Biofuels plant converts landfill waste into synthetic crude oil

For the first time, a biofuels plant located just east of Reno-Sparks has converted landfill waste into synthetic crude oil.

Biofuels plant converts landfill waste into synthetic crude oil

Fulcrum BioEnergy announced this week that its Sierra BioFuels Plant in Storey County produced low-carbon synthetic fuel from landfill waste. The facility is housed within the Tahoe Reno Industrial Center, which also houses Tesla’s Gigafactory and Redwood Materials’ new battery recycling and materials facility.

“This achievement is a watershed moment for Fulcrum and opens the door for our plans to transform landfill waste around the world into a low-carbon transportation fuel with a profound environmental impact,” said Fulcrum president and CEO Eric Pryor in a statement.

“Successfully creating a low-carbon fuel entirely from landfill waste validates the strength of our process and our partners’ unwavering belief in and support for our business model after more than a decade of dedication and perseverance.”

The Fulcrum Sierra BioFuels Plant is located in Storey County at the Tahoe Reno Industrial Center. At times, it was the first US commercial scale project to convert municipal solid waste feedstock or household garbage into low-carbon transportation fuel.

The Fulcrum Sierra Biofuels Plant completed construction in 2021 and began operations in May of this year to produce high-quality hydrocarbon synthetic gas, or “syngas” for short. According to the company, the facility will convert 175,000 tonnes of municipal solid waste into 11 million gallons of zero-carbon synthetic crude each year.

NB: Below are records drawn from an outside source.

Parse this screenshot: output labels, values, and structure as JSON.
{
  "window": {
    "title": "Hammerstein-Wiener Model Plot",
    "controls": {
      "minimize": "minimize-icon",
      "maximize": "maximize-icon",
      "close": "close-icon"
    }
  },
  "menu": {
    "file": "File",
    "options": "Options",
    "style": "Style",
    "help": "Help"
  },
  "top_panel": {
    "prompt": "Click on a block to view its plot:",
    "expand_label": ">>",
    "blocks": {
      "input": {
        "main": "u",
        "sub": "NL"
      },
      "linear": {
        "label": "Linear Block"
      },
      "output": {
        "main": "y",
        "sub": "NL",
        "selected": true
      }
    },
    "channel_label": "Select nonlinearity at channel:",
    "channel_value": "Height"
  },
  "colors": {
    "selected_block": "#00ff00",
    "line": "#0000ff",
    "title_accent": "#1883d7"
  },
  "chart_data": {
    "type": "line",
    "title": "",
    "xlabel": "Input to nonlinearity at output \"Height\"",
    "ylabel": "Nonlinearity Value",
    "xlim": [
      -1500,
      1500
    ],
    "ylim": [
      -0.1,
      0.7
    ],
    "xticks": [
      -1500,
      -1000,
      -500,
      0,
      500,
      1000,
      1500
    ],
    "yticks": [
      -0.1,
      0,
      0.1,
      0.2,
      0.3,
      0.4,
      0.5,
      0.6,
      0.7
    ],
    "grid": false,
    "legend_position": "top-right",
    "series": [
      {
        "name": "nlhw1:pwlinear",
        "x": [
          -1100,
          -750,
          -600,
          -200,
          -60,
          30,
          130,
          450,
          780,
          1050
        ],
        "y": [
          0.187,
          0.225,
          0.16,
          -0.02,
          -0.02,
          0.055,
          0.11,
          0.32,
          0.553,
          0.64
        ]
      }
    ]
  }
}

Nevada Senator Catherine Cortez Masto is among those who support the project. The Democratic senator urged the EPA to expedite a stalled rulemaking process that was preventing the plant from producing biofuel.

According to Fulcrum, the synthetic crude oil produced in the plant will be further processed into products such as sustainable aviation fuel and diesel. United Airlines, Cathay Pacific, and the holding company SK Innovation are among the company’s partners.

United Airlines described the development as a critical step toward its goal of reaching net-zero carbon emissions by 2050. Cathay Pacific also praised the announcement, stating that it intends to use 10% of its fuel from sustainable sources such as Fulcrum by 2030.

Fulcrum’s long-term goal is to produce 400 million gallons of zero-carbon transportation fuel per year at its various facilities. The company’s projects include the Centerpoint BioFuels Plant in Indiana, the Trinity Fuels Plant in the Texas Gulf Coast region, and the NorthPoint project in the United Kingdom, in addition to the Nevada plant.